Jeremy David Bendik-Keymer
Beamer - Schneider Professor in Ethics & Associate Professor of Philosophy
The Beamer-Schneider Professorship was created to develop undergraduate ethics. Elmer G. Beamer was the accountant for Kent Hale Smith, and Hubert H. Schneider was Smith's lawyer. At a time when there was a lot of corruption in Cleveland, both men were known for their integrity.
Personally, I'm most concerned to develop in undergraduates a sense of responsibility to future generations and for becoming ecological citizens of Earth. This is the next phase of necessity for the dominant economy on Earth. It involves returning to some of the wisdom of the original nations in my country who were colonized centuries ago by "freedom" lovers and have still not received justice.
It can take a long time to grow up. Along the way, true love and meaningful, committed relationships are key. In our individualistic and short-sighted culture, it is also important to identify with a universal human task that sustains or improves our community, helping us grow up. One thing we can do is to help our culture recognize, repair, and mourn what our ancestors have done wrong, and another thing we can do is to prepare a more humane, just, and creative future.
"Off-cycle" (2007) w/ Z. Filipovic and I. Berbic, shown at Take a Deep Breath, Tate Modern, London
After attending public school (which I loved) and being an exchange student in France, I studied philosophy and literature at Yale University, primarily under Susan Neiman. On her urging, I attended the University for Chicago for graduate school in philosophy, studying under Candace Vogler, Jean-Luc Marion, Martha Nussbaum (who was wonderful!) and Charles Larmore, primarily. Yale, in my view, had and still has recalcitrant social justice problems in its entitlement and dismal relation to New Haven, and University of Chicago, while a genuine university (unlike Yale on some levels), had and perhaps still has serious problems with academic snobbery and rigidity.
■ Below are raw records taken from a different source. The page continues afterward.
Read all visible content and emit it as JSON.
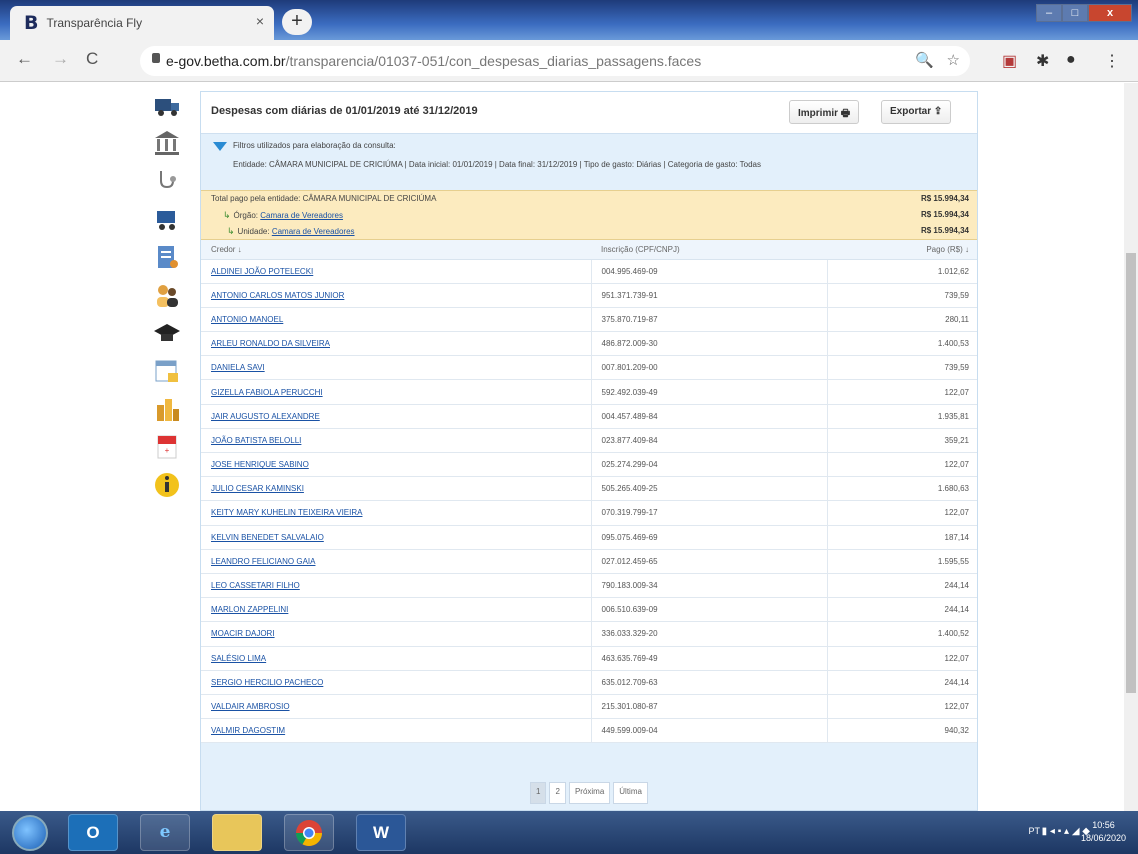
{
  "browser": {
    "tab_title": "Transparência Fly",
    "tab_favicon": "B",
    "tab_close": "×",
    "new_tab": "+",
    "url_domain": "e-gov.betha.com.br",
    "url_path": "/transparencia/01037-051/con_despesas_diarias_passagens.faces",
    "window_buttons": {
      "min": "–",
      "max": "□",
      "close": "x"
    }
  },
  "page": {
    "title": "Despesas com diárias de 01/01/2019 até 31/12/2019",
    "print_label": "Imprimir",
    "export_label": "Exportar",
    "filters_title": "Filtros utilizados para elaboração da consulta:",
    "filters_detail": "Entidade: CÂMARA MUNICIPAL DE CRICIÚMA | Data inicial: 01/01/2019 | Data final: 31/12/2019 | Tipo de gasto: Diárias | Categoria de gasto: Todas",
    "summary": {
      "entity_label": "Total pago pela entidade: CÂMARA MUNICIPAL DE CRICIÚMA",
      "entity_amount": "R$ 15.994,34",
      "organ_prefix": "Órgão:",
      "organ_name": "Camara de Vereadores",
      "organ_amount": "R$ 15.994,34",
      "unit_prefix": "Unidade:",
      "unit_name": "Camara de Vereadores",
      "unit_amount": "R$ 15.994,34"
    },
    "table": {
      "headers": {
        "creditor": "Credor ↓",
        "doc": "Inscrição (CPF/CNPJ)",
        "paid": "Pago (R$) ↓"
      },
      "rows": [
        {
          "creditor": "ALDINEI JOÃO POTELECKI",
          "doc": "004.995.469-09",
          "paid": "1.012,62"
        },
        {
          "creditor": "ANTONIO CARLOS MATOS JUNIOR",
          "doc": "951.371.739-91",
          "paid": "739,59"
        },
        {
          "creditor": "ANTONIO MANOEL",
          "doc": "375.870.719-87",
          "paid": "280,11"
        },
        {
          "creditor": "ARLEU RONALDO DA SILVEIRA",
          "doc": "486.872.009-30",
          "paid": "1.400,53"
        },
        {
          "creditor": "DANIELA SAVI",
          "doc": "007.801.209-00",
          "paid": "739,59"
        },
        {
          "creditor": "GIZELLA FABIOLA PERUCCHI",
          "doc": "592.492.039-49",
          "paid": "122,07"
        },
        {
          "creditor": "JAIR AUGUSTO ALEXANDRE",
          "doc": "004.457.489-84",
          "paid": "1.935,81"
        },
        {
          "creditor": "JOÃO BATISTA BELOLLI",
          "doc": "023.877.409-84",
          "paid": "359,21"
        },
        {
          "creditor": "JOSE HENRIQUE SABINO",
          "doc": "025.274.299-04",
          "paid": "122,07"
        },
        {
          "creditor": "JULIO CESAR KAMINSKI",
          "doc": "505.265.409-25",
          "paid": "1.680,63"
        },
        {
          "creditor": "KEITY MARY KUHELIN TEIXEIRA VIEIRA",
          "doc": "070.319.799-17",
          "paid": "122,07"
        },
        {
          "creditor": "KELVIN BENEDET SALVALAIO",
          "doc": "095.075.469-69",
          "paid": "187,14"
        },
        {
          "creditor": "LEANDRO FELICIANO GAIA",
          "doc": "027.012.459-65",
          "paid": "1.595,55"
        },
        {
          "creditor": "LEO CASSETARI FILHO",
          "doc": "790.183.009-34",
          "paid": "244,14"
        },
        {
          "creditor": "MARLON ZAPPELINI",
          "doc": "006.510.639-09",
          "paid": "244,14"
        },
        {
          "creditor": "MOACIR DAJORI",
          "doc": "336.033.329-20",
          "paid": "1.400,52"
        },
        {
          "creditor": "SALÉSIO LIMA",
          "doc": "463.635.769-49",
          "paid": "122,07"
        },
        {
          "creditor": "SERGIO HERCILIO PACHECO",
          "doc": "635.012.709-63",
          "paid": "244,14"
        },
        {
          "creditor": "VALDAIR AMBROSIO",
          "doc": "215.301.080-87",
          "paid": "122,07"
        },
        {
          "creditor": "VALMIR DAGOSTIM",
          "doc": "449.599.009-04",
          "paid": "940,32"
        }
      ]
    },
    "pager": {
      "page1": "1",
      "page2": "2",
      "next": "Próxima",
      "last": "Última"
    }
  },
  "taskbar": {
    "apps": [
      "O",
      "e",
      "",
      "",
      "W"
    ],
    "tray_text": "PT",
    "time": "10:56",
    "date": "18/06/2020"
  }
}
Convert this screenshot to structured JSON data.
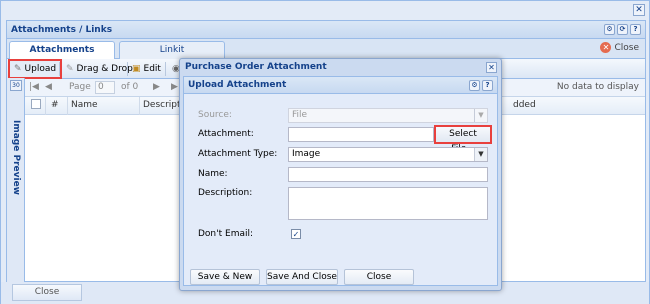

Creating a university that stays human is a task. My first book was The Ecological Life: Discovering Citizenship and a Sense of Humanity, and I co-edited Ethical Adaptation to Climate Change: Human Virtues of the Future with Allen Thompson of Oregon State University. In graduate school, I worked on the research team for Dan Scheinfeld, Sandra Scheinfeld, and Karen Haigh's We Are All Explorers: Learning and Teaching with Reggio Principles in Urban Settings -a book about one of the best school systems in U.S. at that time, and it served low income communities in Chicago. I am currently writing Between the Personal and Impersonal and Learning -Two Love Stories.